Safe-sex campaigns executed in six Indian states prevented 100,000 HIV infections over five years, according to estimates published in The Lancet.
The so-called Avahan project was launched in 2003 in Andhra Pradesh, Karnataka, Maharashtra and Tamil Nadu, along with the northeastern states of Manipur and Nagaland, using a massive grant from the Bill and Melinda Gates Foundation.
AdvertisementThese states, with a total population of 300 million, had the highest prevalences of the human immunodeficiency virus (HIV) in India at the time.
Avahan's goal was to boost prevention among prostitutes and their customers, gays, injecting drug users and truck drivers to stop HIV from leaping from high-risk groups to the wider population.
Tactics included one-on-one safe-sex counselling, free condoms, exchanging used needles for sterilised ones, clinics to treat sexually-transmitted disease and advocacy work within the community.
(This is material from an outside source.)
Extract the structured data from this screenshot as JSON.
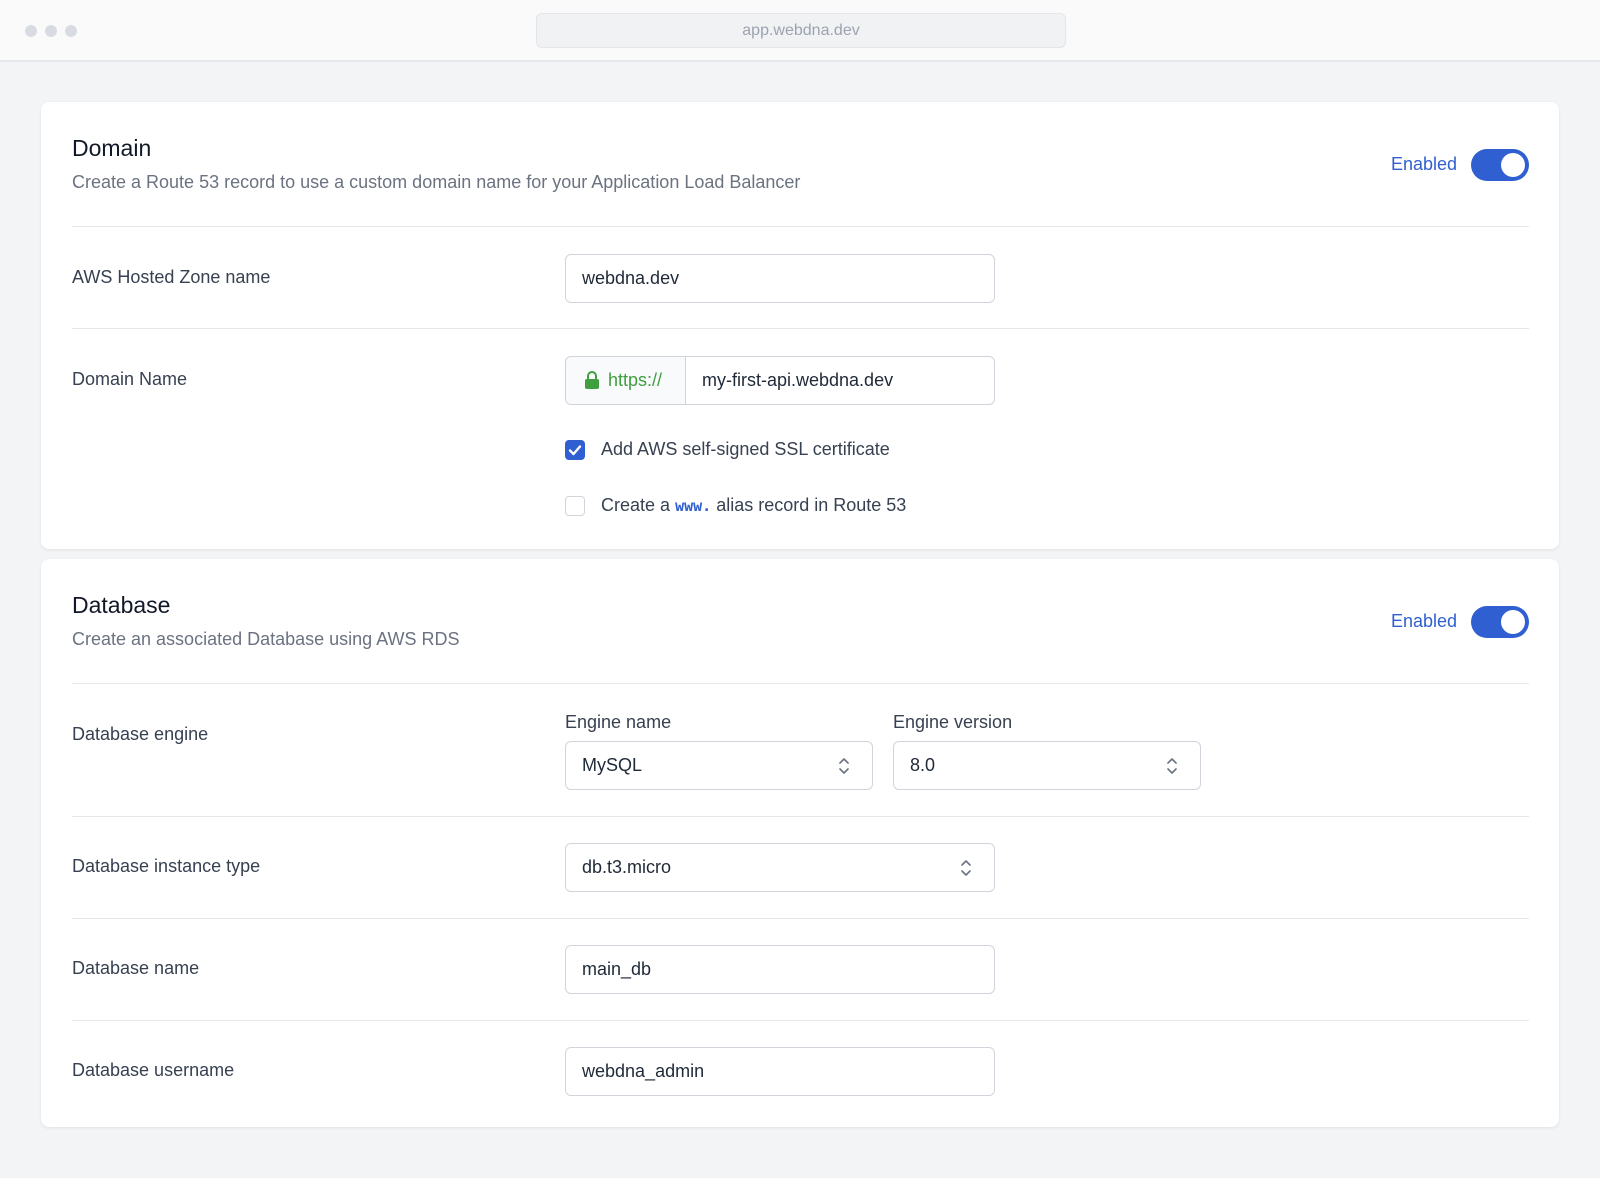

"Overall, we estimated that 100,178 HIV infections were averted at the population level from 2003 up to 2008 as a result of Avahan," says the study.
Its estimate derives from HIV prevalence in key districts in the six states.
The campaign was most effective in districts that received the most resources but also worked better in the heavily-populated southern states rather than in the remote northeastern ones, say the authors.
Overall, a targeted strategy -- as opposed to a generalised effort spread across the population -- was a big success and a useful lesson for other countries, they say.
Prevention has been in the doldrums in recent years, given the success of antiretroviral drugs that treat HIV but do not cure it.
But experts caution that drugs alone are not enough to roll back the global pandemic. As the infection tally rises higher, so does the drugs bill, as the medication has to be taken daily for the rest of one's life.
Avahan was launched at a time when India was gripped by fears that as many as 25 million of its people could be infected by HIV by 2010.
These projections were eventually cut back sharply. In 2009, India had an estimated 2.4 million people with HIV in 2009.
Avahan gained Gates funding of 258 million dollars for 2003-2008, a sum that sparked criticism in some quarters that this was too lavish and poor value for money.
But the paper disputes this, saying that the cost per HIV infection averted, "is in a similar range" to the government scheme, run by the National AIDS Control Programme of India.
The national programme had funding of 460 million dollars form 1999-2006, which rose to 2.5 billion for 2007-2012, of which two-thirds were allocated for HIV prevention.
The study's authors were funded by the Gates Foundation. However, The Lancet is a peer-reviewed journal, which means that data proposed for publication is vetted by outside experts.
In 2009, the Gates Foundation promised an additional 80 million dollars into Avahan to help it integrate with the government's AIS programme by 2013.